Sabrina Wyse uses her dark experiences to teach others

For one Calgary woman, the motivation to continue pursuing her scuba diving passion goes far beyond what happens above the surface.

Sabrina Wyse is a Divemaster at The Dive Shop in Calgary. Growing up, Wyse said she was always interested in the water and wished there was some way she could make a career out of diving.

“I read Twenty Thousand Leagues Under the Sea when I was kid and I thought, ‘I want to be Captain Nemo when I grow up,’” says Wyse. “Then I discovered that Captain Nemo was actually not a very nice guy but diving was in fact a thing and then I was obsessed with the idea.”

Wyse recalls her first experience was on a family trip in Mexico where they had the gear ready for people to give it a shot. Wyse, her father and brother decided to go diving and she fell in love with the activity for good.

Produced by Zarif Alibhai and Jesse Buchholz

“Diving is a habit,” says Wyse.

Everything went well for Wyse underwater as she continued to dive recreationally for many years after her first experience. However, tragedy shook her world when one of the first people who helped her get into diving, her brother, took his own life.

“Just one of the nicest people you’ll ever meet, and so talented it’s not even fair,” says Wyse of her brother. “He was definitely one of the most kindest and generous people I’ve ever met.”

She credits her brother for much of her passion for diving, saying she feels as if she has to live for two people now because of his demise. She has since signed up for a lot of experiences, diving across all of Western Canada as well as in some tropical regions.

“I think he’d be happy that I got back into it,” says Wyse.

But, this wouldn’t be the end of her troubles.
Wyse on a dive with a laminated photo of her brother that she keeps by her side.

Photo courtesy of Sabrina Wyse
During her Advanced Open Water at Lake Minnewanka more than two years ago, Wyse flooded her dry suit resulting in an almost 13 meters descent to the bottom of the lake. Her instructor tracked her down and pulled her back to the surface, though the experience caused severe anxiety and almost caused Wyse to quit diving altogether.

“I didn’t have much experience, so I was still learning,” says Wyse. “I thought I was done for.”

September Mills, owner of The Dive Shop, says she is incredibly proud of Wyse and how far she has come since her incident at Lake Minnewanka.

“She’s quite the spokesperson for women in diving,” says Mills. “It would have been very, very easy after that incident to walk away and never do it again.”

After working past her anxiety in the water, Wyse uses her experience to teach others how to dive effectively and safely in all situations.
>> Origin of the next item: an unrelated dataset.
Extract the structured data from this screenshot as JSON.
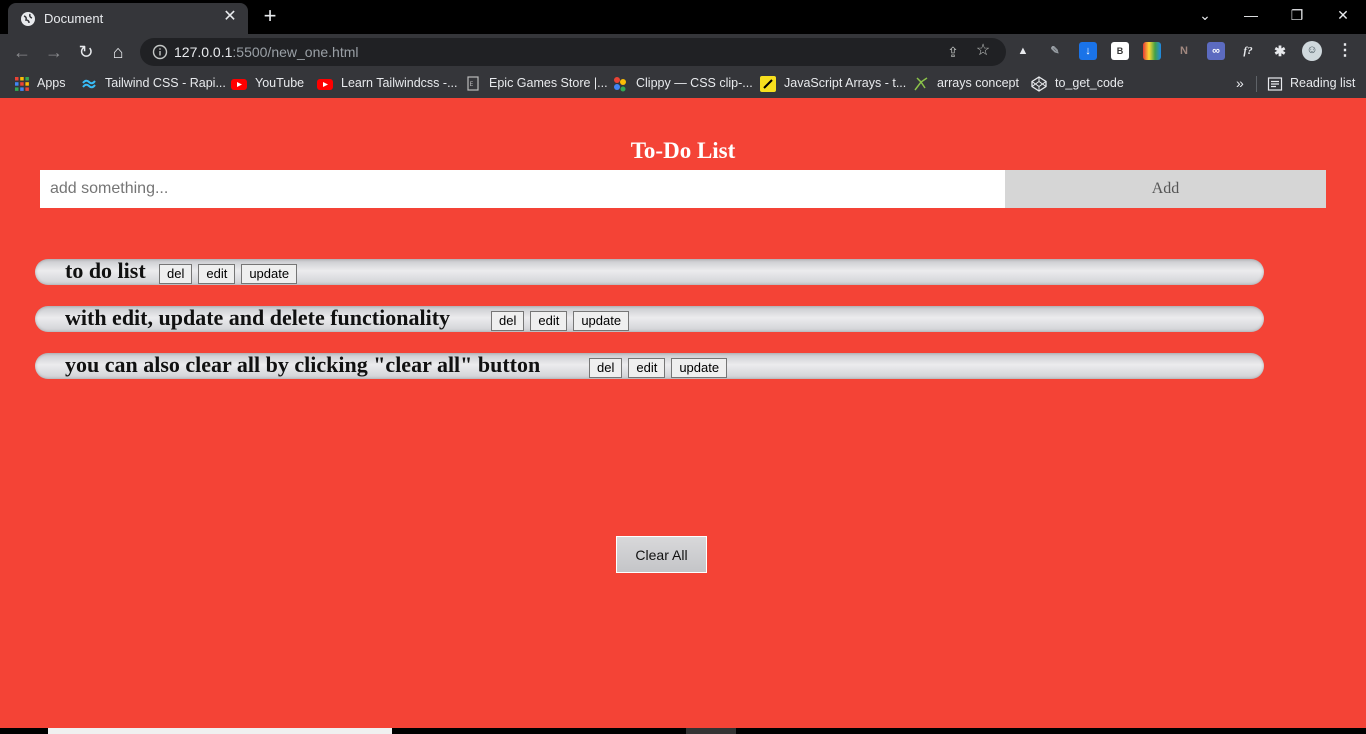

“I know it will never be my full-time day job, but that’s okay,” says Wyse.

“I’m just going to do it as much as I can.”

jbuchholz@cjournal.ca

zalibhai@cjournal.ca

The editor responsible for this article is Ali Hardstaff at ahardstaff-gajda@cjournal.ca